=== SOURCE RECORDS ===

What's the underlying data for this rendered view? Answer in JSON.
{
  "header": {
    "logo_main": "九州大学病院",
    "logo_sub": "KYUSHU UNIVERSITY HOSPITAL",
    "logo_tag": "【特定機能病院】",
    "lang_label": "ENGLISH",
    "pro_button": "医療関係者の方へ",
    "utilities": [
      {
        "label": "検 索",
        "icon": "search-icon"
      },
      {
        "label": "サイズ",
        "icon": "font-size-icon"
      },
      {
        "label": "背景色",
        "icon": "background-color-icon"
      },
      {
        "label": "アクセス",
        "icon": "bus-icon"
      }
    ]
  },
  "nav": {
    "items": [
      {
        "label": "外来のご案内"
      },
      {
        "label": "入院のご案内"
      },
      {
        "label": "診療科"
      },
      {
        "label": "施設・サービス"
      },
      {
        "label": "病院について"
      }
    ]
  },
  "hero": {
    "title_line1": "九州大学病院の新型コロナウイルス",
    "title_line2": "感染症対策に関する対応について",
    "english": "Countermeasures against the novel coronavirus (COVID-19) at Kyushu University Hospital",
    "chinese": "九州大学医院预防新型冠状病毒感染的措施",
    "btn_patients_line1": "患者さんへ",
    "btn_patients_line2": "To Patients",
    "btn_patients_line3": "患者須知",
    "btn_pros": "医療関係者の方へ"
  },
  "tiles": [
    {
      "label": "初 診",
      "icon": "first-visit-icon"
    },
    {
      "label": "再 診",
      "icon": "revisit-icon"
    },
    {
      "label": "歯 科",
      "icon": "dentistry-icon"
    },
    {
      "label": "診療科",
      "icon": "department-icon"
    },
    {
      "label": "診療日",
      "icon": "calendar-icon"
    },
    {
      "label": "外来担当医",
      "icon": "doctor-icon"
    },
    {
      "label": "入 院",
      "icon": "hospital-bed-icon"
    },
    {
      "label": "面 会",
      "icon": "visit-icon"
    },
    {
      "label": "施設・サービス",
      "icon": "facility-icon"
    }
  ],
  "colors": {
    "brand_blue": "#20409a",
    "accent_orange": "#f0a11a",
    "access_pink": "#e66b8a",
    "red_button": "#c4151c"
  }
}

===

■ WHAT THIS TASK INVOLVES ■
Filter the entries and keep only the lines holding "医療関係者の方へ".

■ WRITTEN REPLY ■
    "pro_button": "医療関係者の方へ",
    "btn_pros": "医療関係者の方へ"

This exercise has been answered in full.